Names like Mark Stoops, Vance Joseph, Clancy Barone, Ted Gilmore, Wallerstedt and Koenning were on those staffs. Stoops is now the head coach at Kentucky and Wallerstedt is with Dimel in El Paso. Barone is the offensive line coach for the Minnesota Vikings, Gilmore is the wide receivers coach at the University of Wisconsin, Koenning is the defensive coordinator at Troy, and Joseph, the former head coach of the Denver Broncos, is now the defensive coordinator of the Arizona Cardinals.
Not too shabby, huh?
“They were hungry, young, and knew how to recruit,” Boyle said.
“The coaching staff he recruited to Wyoming played a major part in our successful years,” Hill added. “Even when (Dimel) coached from the (press) box, the coaching staff was ready to keep the level of performance where it needed to be.”
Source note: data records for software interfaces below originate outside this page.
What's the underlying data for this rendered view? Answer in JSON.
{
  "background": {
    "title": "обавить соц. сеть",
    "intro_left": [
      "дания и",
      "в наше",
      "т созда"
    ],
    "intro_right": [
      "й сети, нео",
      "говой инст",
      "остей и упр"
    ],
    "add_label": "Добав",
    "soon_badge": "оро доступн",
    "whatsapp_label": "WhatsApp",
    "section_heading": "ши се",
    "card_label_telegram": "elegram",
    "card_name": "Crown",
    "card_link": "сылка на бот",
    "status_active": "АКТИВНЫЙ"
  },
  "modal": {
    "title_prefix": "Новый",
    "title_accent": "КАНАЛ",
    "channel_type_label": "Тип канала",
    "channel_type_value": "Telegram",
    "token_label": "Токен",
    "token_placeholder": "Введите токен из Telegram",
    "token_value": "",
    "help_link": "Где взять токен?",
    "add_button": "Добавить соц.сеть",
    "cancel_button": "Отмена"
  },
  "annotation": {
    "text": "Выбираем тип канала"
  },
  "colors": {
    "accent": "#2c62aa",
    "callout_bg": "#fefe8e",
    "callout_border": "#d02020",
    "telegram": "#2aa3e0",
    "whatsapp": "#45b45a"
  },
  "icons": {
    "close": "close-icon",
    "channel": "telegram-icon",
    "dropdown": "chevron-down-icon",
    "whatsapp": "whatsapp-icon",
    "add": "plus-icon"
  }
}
During Dimel's trip to Laramie back in 2014, he said he stayed low-key while in town. His wife, Julie, was meeting up with old friends. Dimel said it was a chance to go explore the place he once called home. He said he was amazed by the new football facilities and the state’s investment in Cowboy football. He laughed when describing the former locker rooms under the west stands and the indoor practices they would hold in the old half-acre gym.
The Cowboy football program now has all the bells and whistles. Current head coach, Craig Bohl, earns more than $1.4 million per season. Dimel calls it a “different job” now. One he said he definitely would’ve stayed at if the circumstances were the same back then.
However, Dimel did have one gripe about the program’s 20-plus year facelift.
"Should've left the field natural grass," he laughed. "I don't get that one."
Dimel, now 56, only wishes he could grow grass at the stadium that sits below him now.
The Sun Bowl, a 51,000-seat stadium situated inside a dusty mountain range, has not hosted many UTEP victories during its 56-year history. The Miners, who were a part of the WAC Conference along with UW for 30 seasons, have won one of their last 18 games, dating back to 2017. UTEP hasn't had a winning campaign since 2014, and only one 10-win season in its 81 years of playing football.
Why on earth would Dimel want this monumental task?
Simple, he says. He loves a good challenge. It certainly has nothing to do with money any longer. Dimel made $700,000 during his first season in El Paso.
"I really needed it in my life right now, to turn things around here right now," he said. "It was time for me to go on and take the next new challenge in my life.
"One of my traits is, I'm a positive guy," he continued. "It wasn't a mess here ... We're close."
Contact Cody Tucker at email@example.com or follow him on Twitter @Cody_7220sports